▸ **Instructions for the task**: Tally the lines of the data below that contain the string "JSON". Give the tally and nothing else.

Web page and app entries

---------------

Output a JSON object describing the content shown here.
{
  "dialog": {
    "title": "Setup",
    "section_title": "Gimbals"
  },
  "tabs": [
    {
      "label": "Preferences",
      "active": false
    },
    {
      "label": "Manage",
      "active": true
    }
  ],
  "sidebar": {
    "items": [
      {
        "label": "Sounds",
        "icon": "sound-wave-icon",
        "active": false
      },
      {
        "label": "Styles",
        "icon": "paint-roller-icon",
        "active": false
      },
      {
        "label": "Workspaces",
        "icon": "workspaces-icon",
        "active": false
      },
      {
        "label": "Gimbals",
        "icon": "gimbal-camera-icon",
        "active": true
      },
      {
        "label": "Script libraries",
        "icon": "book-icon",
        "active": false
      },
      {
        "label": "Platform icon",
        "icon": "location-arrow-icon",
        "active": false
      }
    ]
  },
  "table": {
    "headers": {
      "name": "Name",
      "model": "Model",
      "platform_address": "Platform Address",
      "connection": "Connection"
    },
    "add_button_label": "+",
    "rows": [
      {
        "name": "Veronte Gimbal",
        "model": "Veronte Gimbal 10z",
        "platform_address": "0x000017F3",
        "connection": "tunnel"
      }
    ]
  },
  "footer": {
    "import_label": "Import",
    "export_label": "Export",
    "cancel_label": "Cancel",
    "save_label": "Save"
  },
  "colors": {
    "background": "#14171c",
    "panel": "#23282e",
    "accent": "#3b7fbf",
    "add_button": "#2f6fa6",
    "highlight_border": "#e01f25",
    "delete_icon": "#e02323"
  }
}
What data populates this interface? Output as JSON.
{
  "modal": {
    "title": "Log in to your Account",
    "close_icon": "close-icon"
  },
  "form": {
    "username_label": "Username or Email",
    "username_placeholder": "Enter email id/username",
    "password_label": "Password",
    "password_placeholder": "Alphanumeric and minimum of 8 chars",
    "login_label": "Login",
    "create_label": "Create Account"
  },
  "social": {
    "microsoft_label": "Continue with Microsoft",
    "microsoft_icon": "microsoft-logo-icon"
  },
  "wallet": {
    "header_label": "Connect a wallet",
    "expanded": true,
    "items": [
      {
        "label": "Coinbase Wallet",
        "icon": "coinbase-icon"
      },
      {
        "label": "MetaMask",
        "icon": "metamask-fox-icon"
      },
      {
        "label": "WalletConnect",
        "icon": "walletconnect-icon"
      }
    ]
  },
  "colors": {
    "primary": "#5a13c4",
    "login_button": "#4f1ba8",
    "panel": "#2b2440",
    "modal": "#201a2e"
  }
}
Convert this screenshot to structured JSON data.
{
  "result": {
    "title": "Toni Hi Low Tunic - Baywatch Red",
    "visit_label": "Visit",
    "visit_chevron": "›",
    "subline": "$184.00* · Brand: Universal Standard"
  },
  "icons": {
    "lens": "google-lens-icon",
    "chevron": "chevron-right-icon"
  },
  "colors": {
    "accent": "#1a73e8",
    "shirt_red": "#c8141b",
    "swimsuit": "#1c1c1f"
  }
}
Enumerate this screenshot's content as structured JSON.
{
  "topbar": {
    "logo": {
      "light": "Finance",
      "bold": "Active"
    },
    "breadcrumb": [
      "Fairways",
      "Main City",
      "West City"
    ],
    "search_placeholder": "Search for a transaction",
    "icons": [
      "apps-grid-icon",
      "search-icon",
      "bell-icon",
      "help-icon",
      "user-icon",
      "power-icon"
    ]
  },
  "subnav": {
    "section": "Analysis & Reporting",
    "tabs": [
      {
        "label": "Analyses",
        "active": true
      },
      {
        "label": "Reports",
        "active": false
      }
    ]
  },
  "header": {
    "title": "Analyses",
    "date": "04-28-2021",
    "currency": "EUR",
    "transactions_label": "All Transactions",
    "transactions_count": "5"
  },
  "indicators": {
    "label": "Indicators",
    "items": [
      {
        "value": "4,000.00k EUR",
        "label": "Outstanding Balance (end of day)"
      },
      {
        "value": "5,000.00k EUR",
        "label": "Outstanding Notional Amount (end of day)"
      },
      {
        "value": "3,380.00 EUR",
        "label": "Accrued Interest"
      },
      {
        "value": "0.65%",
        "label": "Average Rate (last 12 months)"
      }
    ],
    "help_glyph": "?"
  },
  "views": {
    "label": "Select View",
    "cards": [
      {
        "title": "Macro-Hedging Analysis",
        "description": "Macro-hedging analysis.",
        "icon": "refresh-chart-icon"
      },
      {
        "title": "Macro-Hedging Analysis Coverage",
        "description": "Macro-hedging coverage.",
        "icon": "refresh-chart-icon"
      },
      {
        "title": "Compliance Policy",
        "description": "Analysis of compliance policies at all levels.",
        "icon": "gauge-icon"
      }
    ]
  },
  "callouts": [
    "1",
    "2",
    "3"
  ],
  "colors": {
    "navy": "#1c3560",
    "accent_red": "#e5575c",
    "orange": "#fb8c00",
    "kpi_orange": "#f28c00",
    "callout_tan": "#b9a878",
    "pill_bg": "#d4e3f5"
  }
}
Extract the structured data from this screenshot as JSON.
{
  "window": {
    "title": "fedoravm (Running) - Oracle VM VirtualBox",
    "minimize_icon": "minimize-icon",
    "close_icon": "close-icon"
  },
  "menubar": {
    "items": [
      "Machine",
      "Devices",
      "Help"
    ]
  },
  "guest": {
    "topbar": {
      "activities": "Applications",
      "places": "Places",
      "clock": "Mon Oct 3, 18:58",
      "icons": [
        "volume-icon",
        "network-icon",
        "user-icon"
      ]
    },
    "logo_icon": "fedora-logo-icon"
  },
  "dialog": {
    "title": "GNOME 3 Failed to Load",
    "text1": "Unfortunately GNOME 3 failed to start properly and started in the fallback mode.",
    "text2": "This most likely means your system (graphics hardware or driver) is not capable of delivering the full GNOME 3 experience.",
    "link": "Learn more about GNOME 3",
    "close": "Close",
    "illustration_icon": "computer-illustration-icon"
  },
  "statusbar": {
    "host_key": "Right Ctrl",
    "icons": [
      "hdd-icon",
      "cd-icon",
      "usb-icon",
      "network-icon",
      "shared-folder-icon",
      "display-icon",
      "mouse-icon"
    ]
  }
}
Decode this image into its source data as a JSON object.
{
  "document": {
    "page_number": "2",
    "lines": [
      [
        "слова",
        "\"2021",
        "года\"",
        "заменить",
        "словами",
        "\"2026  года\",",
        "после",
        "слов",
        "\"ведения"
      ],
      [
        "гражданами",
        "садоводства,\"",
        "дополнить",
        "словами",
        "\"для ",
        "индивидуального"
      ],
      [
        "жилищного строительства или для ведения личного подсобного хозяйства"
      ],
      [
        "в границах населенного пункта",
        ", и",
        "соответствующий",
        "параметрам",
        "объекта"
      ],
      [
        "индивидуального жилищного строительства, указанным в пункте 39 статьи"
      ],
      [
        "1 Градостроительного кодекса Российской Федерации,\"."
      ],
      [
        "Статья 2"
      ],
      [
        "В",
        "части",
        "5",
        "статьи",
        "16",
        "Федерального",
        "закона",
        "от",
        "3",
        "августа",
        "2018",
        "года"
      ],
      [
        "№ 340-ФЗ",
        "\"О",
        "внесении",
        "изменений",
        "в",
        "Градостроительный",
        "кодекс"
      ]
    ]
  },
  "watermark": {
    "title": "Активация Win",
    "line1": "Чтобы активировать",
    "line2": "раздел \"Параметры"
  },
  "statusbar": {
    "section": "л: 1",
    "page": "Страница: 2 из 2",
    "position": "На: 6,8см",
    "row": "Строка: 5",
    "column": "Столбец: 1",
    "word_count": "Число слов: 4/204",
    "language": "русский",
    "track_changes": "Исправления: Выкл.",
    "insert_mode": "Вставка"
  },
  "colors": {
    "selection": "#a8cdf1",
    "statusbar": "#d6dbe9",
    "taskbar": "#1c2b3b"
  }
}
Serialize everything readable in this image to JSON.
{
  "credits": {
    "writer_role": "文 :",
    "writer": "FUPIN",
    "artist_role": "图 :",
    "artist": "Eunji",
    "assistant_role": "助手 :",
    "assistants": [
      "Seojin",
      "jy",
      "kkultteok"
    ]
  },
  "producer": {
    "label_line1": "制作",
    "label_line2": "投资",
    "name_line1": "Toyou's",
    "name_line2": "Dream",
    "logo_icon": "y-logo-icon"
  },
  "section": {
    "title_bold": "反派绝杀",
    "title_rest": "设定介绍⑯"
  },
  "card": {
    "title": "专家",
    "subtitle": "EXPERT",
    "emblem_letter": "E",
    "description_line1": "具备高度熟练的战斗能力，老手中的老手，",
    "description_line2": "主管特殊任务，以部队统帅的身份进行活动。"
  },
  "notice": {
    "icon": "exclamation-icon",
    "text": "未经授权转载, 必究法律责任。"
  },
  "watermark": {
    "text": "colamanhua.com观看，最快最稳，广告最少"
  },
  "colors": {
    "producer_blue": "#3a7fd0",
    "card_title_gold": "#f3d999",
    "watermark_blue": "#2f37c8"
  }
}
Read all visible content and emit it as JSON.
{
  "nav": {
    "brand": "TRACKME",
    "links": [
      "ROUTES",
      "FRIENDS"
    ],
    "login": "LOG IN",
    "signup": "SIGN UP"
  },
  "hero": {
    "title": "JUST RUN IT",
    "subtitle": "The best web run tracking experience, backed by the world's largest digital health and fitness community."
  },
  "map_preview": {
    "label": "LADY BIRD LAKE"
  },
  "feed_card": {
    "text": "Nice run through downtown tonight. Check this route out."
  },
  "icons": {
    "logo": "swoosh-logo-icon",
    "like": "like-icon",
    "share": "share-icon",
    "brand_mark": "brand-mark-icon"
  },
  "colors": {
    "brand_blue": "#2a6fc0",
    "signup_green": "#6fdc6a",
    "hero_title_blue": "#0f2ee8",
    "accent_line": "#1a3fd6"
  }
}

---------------

▸ **Task output**: 8